PROBLEM REQUIREMENTS:
Find the string "JSON" in the listing and report every line that has it.

::::::::

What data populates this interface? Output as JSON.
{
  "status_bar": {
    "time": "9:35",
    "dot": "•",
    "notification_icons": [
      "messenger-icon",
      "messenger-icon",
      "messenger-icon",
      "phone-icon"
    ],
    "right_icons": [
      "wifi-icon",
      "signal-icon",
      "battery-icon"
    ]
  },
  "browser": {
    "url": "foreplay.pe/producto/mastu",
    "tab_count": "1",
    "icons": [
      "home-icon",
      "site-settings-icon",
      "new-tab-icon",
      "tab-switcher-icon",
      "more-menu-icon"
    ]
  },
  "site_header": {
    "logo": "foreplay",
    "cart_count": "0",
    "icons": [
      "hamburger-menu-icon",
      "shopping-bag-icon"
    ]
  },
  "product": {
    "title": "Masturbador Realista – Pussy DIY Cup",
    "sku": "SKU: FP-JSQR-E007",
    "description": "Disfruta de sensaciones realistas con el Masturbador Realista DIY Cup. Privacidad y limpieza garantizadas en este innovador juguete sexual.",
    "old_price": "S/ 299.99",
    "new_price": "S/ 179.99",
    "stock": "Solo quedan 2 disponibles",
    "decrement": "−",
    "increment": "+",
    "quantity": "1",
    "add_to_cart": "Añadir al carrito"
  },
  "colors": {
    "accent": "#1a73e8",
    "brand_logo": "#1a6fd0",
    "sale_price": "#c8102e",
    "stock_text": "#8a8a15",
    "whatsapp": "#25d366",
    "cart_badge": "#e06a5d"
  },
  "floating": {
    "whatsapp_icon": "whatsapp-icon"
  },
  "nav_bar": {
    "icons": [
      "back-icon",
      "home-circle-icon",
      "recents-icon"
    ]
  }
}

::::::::

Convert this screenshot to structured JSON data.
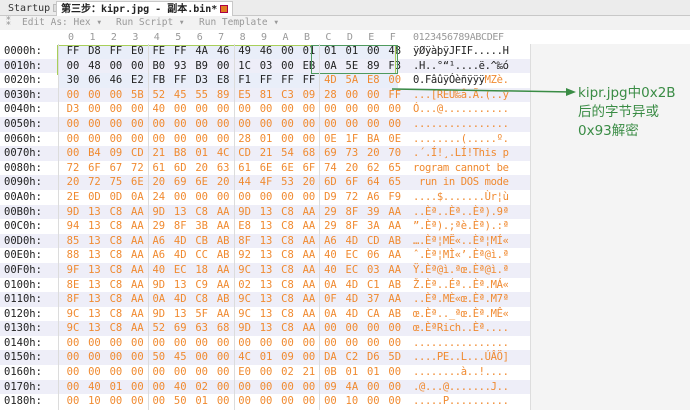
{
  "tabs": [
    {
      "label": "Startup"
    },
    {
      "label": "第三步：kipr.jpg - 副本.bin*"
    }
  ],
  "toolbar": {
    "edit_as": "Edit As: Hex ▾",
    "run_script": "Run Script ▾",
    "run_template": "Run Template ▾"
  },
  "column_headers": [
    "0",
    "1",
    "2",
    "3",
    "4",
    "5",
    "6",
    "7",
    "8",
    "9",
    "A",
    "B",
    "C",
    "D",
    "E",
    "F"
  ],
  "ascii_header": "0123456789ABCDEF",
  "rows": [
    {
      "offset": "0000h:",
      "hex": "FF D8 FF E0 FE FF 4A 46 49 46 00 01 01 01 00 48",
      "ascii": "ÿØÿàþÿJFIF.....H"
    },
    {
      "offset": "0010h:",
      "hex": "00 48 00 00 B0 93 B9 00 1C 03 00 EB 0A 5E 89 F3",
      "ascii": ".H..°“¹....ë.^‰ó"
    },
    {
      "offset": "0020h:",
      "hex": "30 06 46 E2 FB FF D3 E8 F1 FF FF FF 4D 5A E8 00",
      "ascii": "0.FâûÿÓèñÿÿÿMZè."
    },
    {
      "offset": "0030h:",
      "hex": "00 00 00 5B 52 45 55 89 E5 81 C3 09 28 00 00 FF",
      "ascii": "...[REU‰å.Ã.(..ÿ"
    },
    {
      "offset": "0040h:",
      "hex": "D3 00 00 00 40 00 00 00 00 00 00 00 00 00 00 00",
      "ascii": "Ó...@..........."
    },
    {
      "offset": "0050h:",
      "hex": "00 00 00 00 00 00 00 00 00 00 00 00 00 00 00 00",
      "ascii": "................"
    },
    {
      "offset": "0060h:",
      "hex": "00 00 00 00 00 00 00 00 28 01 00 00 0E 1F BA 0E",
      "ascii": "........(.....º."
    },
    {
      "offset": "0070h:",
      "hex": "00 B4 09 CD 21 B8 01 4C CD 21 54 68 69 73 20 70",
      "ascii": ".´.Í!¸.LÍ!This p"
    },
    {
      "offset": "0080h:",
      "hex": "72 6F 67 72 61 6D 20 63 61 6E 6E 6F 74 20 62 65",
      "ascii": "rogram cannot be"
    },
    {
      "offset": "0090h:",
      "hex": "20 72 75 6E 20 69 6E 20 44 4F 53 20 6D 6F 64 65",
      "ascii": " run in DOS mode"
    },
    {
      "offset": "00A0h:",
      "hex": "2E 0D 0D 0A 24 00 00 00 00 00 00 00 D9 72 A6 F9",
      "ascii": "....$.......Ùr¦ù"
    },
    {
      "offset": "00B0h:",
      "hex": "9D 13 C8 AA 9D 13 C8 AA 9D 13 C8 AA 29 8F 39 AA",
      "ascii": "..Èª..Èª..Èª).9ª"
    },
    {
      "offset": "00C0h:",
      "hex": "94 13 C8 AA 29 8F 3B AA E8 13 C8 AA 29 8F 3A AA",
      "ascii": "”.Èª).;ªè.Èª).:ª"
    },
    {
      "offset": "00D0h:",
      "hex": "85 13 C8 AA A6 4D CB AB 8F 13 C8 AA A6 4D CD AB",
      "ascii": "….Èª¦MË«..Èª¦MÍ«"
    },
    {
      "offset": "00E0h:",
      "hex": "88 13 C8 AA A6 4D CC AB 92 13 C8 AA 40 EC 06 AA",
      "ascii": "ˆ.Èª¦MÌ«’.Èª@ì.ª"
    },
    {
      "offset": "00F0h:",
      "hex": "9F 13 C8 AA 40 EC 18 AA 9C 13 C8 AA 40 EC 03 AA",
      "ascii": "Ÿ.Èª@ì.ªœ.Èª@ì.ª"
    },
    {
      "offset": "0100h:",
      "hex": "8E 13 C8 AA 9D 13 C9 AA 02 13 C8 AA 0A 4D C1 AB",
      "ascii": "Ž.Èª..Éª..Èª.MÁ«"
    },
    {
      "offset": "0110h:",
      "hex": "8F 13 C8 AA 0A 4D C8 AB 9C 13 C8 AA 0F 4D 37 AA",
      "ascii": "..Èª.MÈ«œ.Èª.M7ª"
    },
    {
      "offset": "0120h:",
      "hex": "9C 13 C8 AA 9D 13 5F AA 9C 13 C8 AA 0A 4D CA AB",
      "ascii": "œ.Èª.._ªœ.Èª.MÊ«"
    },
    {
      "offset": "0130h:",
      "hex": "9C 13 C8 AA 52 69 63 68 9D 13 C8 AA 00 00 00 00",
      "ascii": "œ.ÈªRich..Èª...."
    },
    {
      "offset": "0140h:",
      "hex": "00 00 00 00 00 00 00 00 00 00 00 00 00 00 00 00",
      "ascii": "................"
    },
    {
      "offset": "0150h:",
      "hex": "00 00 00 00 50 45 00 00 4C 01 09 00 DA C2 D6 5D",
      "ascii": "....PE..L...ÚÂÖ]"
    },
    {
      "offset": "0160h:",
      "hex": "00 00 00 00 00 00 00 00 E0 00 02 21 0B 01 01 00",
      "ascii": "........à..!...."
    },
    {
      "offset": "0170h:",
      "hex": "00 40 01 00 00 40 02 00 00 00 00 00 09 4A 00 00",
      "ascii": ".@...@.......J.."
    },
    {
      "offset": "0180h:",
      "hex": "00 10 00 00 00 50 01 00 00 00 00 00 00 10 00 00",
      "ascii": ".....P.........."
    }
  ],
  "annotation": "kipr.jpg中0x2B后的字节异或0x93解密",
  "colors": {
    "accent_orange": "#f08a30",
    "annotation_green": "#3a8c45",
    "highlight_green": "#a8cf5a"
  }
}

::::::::

YOUR RESPONSE:
What data populates this interface? Output as JSON.
Convert this screenshot to structured JSON data.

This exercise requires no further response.